- **What to work on**
When responding, copy every record below exactly as it appears.

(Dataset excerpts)
□ □ □

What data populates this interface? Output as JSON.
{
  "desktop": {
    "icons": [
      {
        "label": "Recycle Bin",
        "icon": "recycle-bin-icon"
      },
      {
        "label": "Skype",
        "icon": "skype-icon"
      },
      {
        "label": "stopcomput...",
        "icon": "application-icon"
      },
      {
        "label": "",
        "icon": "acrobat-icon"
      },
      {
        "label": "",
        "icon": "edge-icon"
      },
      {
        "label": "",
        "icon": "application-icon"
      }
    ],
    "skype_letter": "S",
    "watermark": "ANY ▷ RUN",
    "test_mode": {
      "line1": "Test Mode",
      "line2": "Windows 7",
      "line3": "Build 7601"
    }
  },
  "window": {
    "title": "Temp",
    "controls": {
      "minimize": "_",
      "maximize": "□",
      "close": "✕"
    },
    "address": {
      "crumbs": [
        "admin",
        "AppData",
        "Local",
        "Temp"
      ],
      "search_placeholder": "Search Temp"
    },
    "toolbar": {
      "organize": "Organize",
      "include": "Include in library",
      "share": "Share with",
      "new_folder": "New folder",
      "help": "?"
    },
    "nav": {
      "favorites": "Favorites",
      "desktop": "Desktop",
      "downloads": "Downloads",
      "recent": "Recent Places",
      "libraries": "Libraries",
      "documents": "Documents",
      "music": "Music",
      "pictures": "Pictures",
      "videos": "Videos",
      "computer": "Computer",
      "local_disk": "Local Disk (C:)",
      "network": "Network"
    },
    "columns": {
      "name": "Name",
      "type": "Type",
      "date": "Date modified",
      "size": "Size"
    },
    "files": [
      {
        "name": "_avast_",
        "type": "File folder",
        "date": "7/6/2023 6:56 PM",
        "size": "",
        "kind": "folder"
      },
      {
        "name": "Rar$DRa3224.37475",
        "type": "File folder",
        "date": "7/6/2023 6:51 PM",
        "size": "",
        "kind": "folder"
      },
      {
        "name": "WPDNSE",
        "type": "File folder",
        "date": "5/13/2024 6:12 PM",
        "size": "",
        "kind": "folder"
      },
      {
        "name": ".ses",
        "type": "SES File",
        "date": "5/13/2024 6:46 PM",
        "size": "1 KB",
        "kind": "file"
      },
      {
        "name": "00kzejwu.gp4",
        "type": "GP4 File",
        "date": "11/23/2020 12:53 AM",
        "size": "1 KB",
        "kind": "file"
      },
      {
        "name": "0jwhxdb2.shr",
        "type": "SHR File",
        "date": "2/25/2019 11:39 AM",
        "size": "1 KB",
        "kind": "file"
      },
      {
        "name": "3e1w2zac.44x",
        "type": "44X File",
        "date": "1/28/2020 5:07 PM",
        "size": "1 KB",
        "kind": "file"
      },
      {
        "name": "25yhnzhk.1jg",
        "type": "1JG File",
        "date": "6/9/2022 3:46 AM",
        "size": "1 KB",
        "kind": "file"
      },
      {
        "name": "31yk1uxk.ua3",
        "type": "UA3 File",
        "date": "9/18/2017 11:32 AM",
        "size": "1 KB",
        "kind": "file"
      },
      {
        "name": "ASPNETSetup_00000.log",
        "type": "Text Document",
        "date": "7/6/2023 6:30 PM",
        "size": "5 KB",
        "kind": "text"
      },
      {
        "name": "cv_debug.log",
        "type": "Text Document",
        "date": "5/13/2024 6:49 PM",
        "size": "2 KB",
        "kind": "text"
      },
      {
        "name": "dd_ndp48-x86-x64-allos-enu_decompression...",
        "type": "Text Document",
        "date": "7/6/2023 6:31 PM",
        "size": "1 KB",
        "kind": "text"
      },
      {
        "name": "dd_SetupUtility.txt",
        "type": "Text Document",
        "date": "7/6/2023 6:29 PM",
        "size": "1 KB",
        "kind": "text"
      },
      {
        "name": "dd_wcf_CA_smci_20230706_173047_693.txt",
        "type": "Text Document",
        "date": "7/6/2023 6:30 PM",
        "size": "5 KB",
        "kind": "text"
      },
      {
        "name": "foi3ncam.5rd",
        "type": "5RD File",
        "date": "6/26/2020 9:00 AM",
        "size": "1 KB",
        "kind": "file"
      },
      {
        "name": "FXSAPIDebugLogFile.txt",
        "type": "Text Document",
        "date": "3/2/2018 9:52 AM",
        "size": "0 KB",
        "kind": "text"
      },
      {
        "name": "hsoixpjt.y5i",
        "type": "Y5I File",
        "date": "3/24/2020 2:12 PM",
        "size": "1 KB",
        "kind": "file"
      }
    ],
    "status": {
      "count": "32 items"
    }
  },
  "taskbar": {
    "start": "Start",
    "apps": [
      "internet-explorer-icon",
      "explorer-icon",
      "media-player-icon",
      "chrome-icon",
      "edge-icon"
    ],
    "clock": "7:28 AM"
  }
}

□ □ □

- **Reply**
What data populates this interface? Output as JSON.
{
  "desktop": {
    "icons": [
      {
        "label": "Recycle Bin",
        "icon": "recycle-bin-icon"
      },
      {
        "label": "Skype",
        "icon": "skype-icon"
      },
      {
        "label": "stopcomput...",
        "icon": "application-icon"
      },
      {
        "label": "",
        "icon": "acrobat-icon"
      },
      {
        "label": "",
        "icon": "edge-icon"
      },
      {
        "label": "",
        "icon": "application-icon"
      }
    ],
    "skype_letter": "S",
    "watermark": "ANY ▷ RUN",
    "test_mode": {
      "line1": "Test Mode",
      "line2": "Windows 7",
      "line3": "Build 7601"
    }
  },
  "window": {
    "title": "Temp",
    "controls": {
      "minimize": "_",
      "maximize": "□",
      "close": "✕"
    },
    "address": {
      "crumbs": [
        "admin",
        "AppData",
        "Local",
        "Temp"
      ],
      "search_placeholder": "Search Temp"
    },
    "toolbar": {
      "organize": "Organize",
      "include": "Include in library",
      "share": "Share with",
      "new_folder": "New folder",
      "help": "?"
    },
    "nav": {
      "favorites": "Favorites",
      "desktop": "Desktop",
      "downloads": "Downloads",
      "recent": "Recent Places",
      "libraries": "Libraries",
      "documents": "Documents",
      "music": "Music",
      "pictures": "Pictures",
      "videos": "Videos",
      "computer": "Computer",
      "local_disk": "Local Disk (C:)",
      "network": "Network"
    },
    "columns": {
      "name": "Name",
      "type": "Type",
      "date": "Date modified",
      "size": "Size"
    },
    "files": [
      {
        "name": "_avast_",
        "type": "File folder",
        "date": "7/6/2023 6:56 PM",
        "size": "",
        "kind": "folder"
      },
      {
        "name": "Rar$DRa3224.37475",
        "type": "File folder",
        "date": "7/6/2023 6:51 PM",
        "size": "",
        "kind": "folder"
      },
      {
        "name": "WPDNSE",
        "type": "File folder",
        "date": "5/13/2024 6:12 PM",
        "size": "",
        "kind": "folder"
      },
      {
        "name": ".ses",
        "type": "SES File",
        "date": "5/13/2024 6:46 PM",
        "size": "1 KB",
        "kind": "file"
      },
      {
        "name": "00kzejwu.gp4",
        "type": "GP4 File",
        "date": "11/23/2020 12:53 AM",
        "size": "1 KB",
        "kind": "file"
      },
      {
        "name": "0jwhxdb2.shr",
        "type": "SHR File",
        "date": "2/25/2019 11:39 AM",
        "size": "1 KB",
        "kind": "file"
      },
      {
        "name": "3e1w2zac.44x",
        "type": "44X File",
        "date": "1/28/2020 5:07 PM",
        "size": "1 KB",
        "kind": "file"
      },
      {
        "name": "25yhnzhk.1jg",
        "type": "1JG File",
        "date": "6/9/2022 3:46 AM",
        "size": "1 KB",
        "kind": "file"
      },
      {
        "name": "31yk1uxk.ua3",
        "type": "UA3 File",
        "date": "9/18/2017 11:32 AM",
        "size": "1 KB",
        "kind": "file"
      },
      {
        "name": "ASPNETSetup_00000.log",
        "type": "Text Document",
        "date": "7/6/2023 6:30 PM",
        "size": "5 KB",
        "kind": "text"
      },
      {
        "name": "cv_debug.log",
        "type": "Text Document",
        "date": "5/13/2024 6:49 PM",
        "size": "2 KB",
        "kind": "text"
      },
      {
        "name": "dd_ndp48-x86-x64-allos-enu_decompression...",
        "type": "Text Document",
        "date": "7/6/2023 6:31 PM",
        "size": "1 KB",
        "kind": "text"
      },
      {
        "name": "dd_SetupUtility.txt",
        "type": "Text Document",
        "date": "7/6/2023 6:29 PM",
        "size": "1 KB",
        "kind": "text"
      },
      {
        "name": "dd_wcf_CA_smci_20230706_173047_693.txt",
        "type": "Text Document",
        "date": "7/6/2023 6:30 PM",
        "size": "5 KB",
        "kind": "text"
      },
      {
        "name": "foi3ncam.5rd",
        "type": "5RD File",
        "date": "6/26/2020 9:00 AM",
        "size": "1 KB",
        "kind": "file"
      },
      {
        "name": "FXSAPIDebugLogFile.txt",
        "type": "Text Document",
        "date": "3/2/2018 9:52 AM",
        "size": "0 KB",
        "kind": "text"
      },
      {
        "name": "hsoixpjt.y5i",
        "type": "Y5I File",
        "date": "3/24/2020 2:12 PM",
        "size": "1 KB",
        "kind": "file"
      }
    ],
    "status": {
      "count": "32 items"
    }
  },
  "taskbar": {
    "start": "Start",
    "apps": [
      "internet-explorer-icon",
      "explorer-icon",
      "media-player-icon",
      "chrome-icon",
      "edge-icon"
    ],
    "clock": "7:28 AM"
  }
}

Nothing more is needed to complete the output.